Component data from apps and pages
________________

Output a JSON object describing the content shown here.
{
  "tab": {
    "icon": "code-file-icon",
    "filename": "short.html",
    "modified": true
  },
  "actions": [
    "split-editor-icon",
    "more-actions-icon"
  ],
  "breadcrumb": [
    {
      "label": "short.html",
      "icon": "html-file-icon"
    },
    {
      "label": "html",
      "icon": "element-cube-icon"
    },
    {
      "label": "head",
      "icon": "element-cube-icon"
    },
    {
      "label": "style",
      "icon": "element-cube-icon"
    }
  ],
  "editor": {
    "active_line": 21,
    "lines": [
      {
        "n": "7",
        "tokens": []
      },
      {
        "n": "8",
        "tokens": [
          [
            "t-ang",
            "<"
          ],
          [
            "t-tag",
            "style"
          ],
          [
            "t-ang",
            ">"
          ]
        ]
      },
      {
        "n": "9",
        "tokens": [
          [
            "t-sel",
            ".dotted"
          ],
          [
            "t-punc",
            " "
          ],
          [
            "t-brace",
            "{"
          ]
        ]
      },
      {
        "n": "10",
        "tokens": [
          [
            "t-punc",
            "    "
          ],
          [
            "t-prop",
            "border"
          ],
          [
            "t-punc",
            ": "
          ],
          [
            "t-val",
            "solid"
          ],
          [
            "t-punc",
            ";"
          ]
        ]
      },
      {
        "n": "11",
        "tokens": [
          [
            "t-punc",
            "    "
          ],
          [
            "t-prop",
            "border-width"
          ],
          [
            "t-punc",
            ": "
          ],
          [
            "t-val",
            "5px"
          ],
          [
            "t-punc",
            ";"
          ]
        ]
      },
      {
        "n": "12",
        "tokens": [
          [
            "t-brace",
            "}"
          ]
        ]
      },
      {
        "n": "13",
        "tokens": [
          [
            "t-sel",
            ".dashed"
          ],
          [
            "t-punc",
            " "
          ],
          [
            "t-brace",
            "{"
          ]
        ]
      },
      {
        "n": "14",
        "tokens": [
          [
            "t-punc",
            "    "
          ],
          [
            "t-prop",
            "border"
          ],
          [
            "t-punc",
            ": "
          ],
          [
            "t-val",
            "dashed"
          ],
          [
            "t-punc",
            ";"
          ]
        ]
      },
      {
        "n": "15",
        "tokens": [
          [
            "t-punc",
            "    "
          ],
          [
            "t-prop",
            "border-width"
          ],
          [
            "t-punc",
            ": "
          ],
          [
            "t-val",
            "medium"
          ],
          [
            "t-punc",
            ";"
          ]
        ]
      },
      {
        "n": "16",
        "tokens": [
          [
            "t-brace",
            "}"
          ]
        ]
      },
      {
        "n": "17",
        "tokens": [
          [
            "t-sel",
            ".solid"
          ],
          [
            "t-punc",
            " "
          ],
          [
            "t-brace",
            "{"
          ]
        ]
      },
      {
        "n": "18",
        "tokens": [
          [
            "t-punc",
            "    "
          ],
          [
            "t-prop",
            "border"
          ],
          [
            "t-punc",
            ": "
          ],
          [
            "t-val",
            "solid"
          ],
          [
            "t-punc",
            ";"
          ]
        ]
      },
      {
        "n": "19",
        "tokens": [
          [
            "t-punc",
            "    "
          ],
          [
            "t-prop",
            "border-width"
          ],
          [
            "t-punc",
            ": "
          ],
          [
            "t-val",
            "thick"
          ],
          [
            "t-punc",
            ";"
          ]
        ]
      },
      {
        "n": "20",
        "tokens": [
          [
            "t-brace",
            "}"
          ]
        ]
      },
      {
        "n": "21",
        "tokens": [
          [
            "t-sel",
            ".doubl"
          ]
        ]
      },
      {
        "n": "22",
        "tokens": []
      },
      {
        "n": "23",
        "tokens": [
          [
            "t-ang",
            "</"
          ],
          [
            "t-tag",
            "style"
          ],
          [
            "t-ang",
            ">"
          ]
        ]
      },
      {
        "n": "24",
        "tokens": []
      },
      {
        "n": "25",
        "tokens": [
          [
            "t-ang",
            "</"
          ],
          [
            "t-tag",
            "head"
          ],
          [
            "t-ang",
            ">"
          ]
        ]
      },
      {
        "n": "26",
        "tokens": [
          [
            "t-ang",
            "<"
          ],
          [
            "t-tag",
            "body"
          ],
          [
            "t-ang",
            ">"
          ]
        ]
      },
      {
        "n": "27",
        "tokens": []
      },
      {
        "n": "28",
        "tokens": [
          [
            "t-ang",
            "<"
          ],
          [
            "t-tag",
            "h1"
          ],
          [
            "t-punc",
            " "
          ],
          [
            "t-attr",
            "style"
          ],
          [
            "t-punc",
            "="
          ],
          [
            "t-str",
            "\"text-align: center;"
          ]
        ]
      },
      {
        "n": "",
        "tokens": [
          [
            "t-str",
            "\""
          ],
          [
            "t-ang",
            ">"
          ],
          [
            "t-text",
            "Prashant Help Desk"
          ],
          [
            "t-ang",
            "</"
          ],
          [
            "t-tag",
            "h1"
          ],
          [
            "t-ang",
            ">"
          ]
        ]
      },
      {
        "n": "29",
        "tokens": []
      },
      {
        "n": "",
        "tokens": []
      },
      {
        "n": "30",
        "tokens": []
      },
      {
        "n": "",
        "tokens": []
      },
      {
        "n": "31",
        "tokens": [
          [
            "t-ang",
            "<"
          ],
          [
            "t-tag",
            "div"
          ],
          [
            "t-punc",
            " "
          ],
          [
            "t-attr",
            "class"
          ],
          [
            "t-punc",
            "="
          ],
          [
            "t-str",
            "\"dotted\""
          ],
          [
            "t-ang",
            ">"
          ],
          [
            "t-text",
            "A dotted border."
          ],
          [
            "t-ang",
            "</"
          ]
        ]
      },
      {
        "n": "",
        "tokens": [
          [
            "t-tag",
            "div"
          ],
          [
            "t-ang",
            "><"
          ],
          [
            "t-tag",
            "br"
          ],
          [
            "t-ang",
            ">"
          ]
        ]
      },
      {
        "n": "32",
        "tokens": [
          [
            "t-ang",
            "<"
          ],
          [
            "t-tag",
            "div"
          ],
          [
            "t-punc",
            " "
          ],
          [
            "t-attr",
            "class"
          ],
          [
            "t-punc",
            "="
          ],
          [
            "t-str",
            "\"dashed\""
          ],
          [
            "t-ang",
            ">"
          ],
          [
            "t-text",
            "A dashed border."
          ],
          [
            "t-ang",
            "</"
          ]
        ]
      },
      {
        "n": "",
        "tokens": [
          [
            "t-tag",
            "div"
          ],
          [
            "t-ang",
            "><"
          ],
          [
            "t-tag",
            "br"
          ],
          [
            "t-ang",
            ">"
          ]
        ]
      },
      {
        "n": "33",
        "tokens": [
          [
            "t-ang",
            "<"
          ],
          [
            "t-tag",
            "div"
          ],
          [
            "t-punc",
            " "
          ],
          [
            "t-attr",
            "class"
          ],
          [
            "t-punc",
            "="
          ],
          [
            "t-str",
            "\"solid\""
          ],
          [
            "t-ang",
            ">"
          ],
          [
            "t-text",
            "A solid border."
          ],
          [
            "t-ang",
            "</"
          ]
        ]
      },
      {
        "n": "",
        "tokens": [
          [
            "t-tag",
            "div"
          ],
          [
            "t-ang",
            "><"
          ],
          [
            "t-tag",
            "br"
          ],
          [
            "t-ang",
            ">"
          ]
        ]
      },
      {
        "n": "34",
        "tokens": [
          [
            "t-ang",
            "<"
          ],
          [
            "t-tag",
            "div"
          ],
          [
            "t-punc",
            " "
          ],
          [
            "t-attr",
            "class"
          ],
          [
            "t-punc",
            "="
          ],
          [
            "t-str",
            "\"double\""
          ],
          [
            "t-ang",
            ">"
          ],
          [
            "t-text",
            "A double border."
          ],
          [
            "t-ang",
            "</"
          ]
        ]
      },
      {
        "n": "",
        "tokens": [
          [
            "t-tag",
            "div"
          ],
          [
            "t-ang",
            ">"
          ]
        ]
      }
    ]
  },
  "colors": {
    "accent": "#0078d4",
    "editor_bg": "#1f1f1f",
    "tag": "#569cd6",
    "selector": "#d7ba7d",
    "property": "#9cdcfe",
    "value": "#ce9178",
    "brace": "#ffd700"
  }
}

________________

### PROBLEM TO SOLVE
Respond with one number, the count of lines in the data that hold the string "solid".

### ANSWER SPACE
5